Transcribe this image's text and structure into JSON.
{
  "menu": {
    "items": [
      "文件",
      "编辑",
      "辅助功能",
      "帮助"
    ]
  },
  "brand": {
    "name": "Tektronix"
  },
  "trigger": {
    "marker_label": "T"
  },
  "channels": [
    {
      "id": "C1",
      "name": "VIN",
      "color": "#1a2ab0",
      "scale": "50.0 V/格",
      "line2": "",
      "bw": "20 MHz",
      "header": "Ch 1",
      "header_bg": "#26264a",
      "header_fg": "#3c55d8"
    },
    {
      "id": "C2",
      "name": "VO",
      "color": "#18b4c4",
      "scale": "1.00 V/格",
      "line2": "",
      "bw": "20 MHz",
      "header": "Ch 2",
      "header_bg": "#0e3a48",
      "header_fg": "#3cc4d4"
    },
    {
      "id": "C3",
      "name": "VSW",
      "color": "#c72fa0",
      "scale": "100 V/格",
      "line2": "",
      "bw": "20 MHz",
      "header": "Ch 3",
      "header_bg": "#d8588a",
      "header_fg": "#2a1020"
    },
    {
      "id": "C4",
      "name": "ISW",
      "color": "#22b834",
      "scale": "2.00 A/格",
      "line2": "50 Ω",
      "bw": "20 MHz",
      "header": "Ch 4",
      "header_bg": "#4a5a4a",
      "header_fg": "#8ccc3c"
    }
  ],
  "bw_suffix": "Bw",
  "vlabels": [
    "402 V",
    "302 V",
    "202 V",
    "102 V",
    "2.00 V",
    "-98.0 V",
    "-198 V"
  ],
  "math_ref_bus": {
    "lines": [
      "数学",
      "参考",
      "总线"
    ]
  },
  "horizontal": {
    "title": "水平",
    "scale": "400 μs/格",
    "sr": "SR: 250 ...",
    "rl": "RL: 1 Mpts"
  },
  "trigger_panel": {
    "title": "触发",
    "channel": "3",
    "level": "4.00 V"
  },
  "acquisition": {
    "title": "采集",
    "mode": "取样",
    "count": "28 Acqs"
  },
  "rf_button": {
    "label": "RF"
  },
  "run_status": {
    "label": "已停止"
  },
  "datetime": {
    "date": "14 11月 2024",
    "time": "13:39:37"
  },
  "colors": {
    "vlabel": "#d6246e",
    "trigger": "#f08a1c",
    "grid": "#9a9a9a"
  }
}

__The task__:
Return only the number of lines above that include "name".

__Output__:
5